I love Wilson’s phrase here: “Pollute the shadows.” It’s an odd phrase and the language jars us. What does it mean? Well, in case you haven’t noticed, the world seems, in many ways, to be a dark place, to be full of dark shadows, shadows caused by such evils as the daily slaughter of unborn children in our country, or the bold abandonment by our civil courts of the Christian values our nation was founded upon, or a culture so twisted that it calls evil good and good evil. These are the sorts of shadows that make our world a dark place, the same shadows that have been hanging around since the Garden of Eden now just manifesting themselves in different ways.
And Wilson, Wilson has the audacity to suggest that our children were made to pollute those shadows. So, what does it mean to pollute shadows? Well, it means being dangerous to sin for one thing. Our sons and daughters are meant to be dangerous to sin. Our sons and daughters should be so virtuous that sin is ashamed to show its face near them. If your son walks into a locker room were a coarse joke is being told, both teller and hearers should hang their red faces in shame. If your daughter happens upon a group engaged in gossip, those women should blush at her virtuous presence, and their thoughts of tale-bearing should scatter like a covey of quail fleeing a swooping hawk. If our children are to pollute the shadows, ladies and gentlemen, as Wilson suggests—if they are to be yeast, or leaven, as the Bible suggests—then they must be dangerous to sin.

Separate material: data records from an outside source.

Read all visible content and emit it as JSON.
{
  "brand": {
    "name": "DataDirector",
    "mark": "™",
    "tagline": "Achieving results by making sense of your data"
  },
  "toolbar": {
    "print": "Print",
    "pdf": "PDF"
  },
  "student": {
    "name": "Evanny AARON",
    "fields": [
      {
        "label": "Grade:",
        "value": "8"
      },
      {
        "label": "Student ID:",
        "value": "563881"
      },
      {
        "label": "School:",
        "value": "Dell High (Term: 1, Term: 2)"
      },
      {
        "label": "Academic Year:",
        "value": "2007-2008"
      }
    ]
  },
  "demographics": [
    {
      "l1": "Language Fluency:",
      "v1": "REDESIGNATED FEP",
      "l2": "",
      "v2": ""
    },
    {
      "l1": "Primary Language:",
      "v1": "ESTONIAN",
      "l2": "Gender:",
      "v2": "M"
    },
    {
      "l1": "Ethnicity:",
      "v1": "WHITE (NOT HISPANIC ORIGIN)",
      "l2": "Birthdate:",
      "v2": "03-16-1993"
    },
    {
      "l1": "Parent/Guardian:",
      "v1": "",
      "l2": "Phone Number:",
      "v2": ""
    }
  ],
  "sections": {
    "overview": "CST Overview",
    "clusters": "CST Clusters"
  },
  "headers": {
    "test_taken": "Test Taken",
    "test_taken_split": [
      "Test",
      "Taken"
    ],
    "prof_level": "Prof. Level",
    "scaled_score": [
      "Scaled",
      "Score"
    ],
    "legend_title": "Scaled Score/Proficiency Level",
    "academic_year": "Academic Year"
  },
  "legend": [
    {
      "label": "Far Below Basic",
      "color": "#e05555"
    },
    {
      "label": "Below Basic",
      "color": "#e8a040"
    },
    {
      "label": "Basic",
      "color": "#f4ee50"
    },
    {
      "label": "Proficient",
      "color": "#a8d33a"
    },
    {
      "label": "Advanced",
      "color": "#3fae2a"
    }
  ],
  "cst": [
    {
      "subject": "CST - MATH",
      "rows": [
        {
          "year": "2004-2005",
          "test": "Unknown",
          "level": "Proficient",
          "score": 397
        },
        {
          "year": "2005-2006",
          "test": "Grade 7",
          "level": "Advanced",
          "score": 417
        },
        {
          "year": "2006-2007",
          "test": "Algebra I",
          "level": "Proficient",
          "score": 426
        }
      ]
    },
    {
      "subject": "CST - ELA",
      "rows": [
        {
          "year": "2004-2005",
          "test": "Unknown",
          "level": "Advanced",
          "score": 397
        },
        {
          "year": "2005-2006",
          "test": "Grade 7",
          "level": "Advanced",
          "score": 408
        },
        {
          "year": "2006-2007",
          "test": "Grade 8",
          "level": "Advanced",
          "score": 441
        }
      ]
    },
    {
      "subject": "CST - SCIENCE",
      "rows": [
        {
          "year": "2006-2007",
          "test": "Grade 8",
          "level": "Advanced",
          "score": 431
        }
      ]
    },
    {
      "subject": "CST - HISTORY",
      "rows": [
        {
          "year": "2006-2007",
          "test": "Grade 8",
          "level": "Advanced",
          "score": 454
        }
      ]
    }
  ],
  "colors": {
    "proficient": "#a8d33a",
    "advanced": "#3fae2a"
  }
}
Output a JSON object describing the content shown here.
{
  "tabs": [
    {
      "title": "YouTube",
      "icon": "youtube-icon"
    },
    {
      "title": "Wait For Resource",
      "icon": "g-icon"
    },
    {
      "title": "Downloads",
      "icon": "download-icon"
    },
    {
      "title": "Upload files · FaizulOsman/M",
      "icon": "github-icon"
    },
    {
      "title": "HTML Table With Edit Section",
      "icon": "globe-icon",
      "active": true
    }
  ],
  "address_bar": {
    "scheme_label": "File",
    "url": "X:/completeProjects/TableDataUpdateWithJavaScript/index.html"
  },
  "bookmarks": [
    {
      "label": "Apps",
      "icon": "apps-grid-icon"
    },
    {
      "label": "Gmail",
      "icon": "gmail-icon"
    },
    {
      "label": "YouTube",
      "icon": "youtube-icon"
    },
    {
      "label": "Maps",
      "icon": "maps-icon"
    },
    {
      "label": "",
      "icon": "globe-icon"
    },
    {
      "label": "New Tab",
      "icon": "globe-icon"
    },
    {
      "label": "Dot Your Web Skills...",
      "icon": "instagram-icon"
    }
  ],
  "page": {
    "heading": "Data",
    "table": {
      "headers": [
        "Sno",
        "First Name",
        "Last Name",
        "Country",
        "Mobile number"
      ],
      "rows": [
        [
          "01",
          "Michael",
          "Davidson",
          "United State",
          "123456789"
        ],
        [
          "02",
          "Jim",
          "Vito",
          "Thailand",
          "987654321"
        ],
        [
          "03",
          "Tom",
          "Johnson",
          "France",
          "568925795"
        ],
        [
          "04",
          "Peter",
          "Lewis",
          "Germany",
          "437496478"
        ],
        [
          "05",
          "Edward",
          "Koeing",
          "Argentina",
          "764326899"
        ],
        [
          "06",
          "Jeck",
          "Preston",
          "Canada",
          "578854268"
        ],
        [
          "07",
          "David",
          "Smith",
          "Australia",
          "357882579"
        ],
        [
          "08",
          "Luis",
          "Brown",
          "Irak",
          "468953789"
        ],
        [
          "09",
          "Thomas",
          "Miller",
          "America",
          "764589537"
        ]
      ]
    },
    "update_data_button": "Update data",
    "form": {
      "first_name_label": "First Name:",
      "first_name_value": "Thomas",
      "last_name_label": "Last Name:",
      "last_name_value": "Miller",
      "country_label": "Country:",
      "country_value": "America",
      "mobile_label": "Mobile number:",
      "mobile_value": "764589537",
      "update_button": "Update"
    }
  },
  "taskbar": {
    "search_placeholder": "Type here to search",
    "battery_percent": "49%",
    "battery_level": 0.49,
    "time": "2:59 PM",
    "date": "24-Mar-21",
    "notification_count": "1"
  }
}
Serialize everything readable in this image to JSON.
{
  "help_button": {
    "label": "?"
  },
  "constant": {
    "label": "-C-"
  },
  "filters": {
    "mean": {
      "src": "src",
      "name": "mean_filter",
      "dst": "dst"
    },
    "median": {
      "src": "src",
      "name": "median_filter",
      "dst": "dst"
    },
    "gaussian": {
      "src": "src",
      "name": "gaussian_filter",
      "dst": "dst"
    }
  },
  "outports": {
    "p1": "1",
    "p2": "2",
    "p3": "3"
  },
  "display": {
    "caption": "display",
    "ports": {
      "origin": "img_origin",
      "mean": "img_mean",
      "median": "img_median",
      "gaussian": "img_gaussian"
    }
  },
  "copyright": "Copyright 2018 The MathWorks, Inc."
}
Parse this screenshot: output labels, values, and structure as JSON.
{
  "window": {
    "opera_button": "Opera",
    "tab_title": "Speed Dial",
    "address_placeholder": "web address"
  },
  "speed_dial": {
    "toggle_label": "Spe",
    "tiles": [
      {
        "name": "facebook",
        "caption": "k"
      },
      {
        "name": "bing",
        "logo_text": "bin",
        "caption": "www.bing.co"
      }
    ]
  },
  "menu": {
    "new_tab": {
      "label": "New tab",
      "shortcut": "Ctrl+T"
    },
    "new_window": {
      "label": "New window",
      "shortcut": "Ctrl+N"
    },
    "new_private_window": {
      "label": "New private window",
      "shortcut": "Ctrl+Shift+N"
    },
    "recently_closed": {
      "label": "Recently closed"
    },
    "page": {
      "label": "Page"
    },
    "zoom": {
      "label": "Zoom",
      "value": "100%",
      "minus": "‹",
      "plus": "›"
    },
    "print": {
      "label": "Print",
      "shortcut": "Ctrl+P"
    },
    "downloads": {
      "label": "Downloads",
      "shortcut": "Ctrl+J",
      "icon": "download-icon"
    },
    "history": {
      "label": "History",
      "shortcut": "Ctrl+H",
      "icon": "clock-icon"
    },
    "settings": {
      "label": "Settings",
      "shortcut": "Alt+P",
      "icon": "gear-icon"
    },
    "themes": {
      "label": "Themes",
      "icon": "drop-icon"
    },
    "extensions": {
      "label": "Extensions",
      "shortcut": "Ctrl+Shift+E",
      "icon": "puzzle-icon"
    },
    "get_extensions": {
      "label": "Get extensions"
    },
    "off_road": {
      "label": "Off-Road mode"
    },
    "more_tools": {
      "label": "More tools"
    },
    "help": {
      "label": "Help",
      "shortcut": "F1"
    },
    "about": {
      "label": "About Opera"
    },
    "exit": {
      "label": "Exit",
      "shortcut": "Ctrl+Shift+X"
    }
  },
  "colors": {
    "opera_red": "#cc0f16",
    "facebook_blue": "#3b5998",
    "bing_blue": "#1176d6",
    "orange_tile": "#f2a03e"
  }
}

But the reality is, they aren’t dangerous to sin. Not yet, anyway. And that’s why they’re here. That’s why you have them here at Trinitas. But listen carefully: even though Trinitas is a safe place to be, you aren’t here to “hide your children from the world forever.” We have a great community here, but this is no commune; it is no compound; it is no make believe world or alternate reality in which to hide your children away. Unfortunately, the world is rated R, and it has become obvious that no one is checking id’s. Yes, the world is indeed a dark place, but we aren’t just imagining those shadows away here at Trinitas. Instead, we are engaged in the business of repairing the ruins of Christendom, of reclaiming the Christian mind and a Christian way of thinking about everything. And we start by giving children a safe place to grow and mature and flourish in the warm glow of the Gospel so that they might prosper in a virtuous childhood, growing confident and bold in the knowledge of the Lord Jesus Christ, learning to laugh loud, boisterous belly laughs, and to revel in the joy of being sons and daughters of the King. This is their very foundation.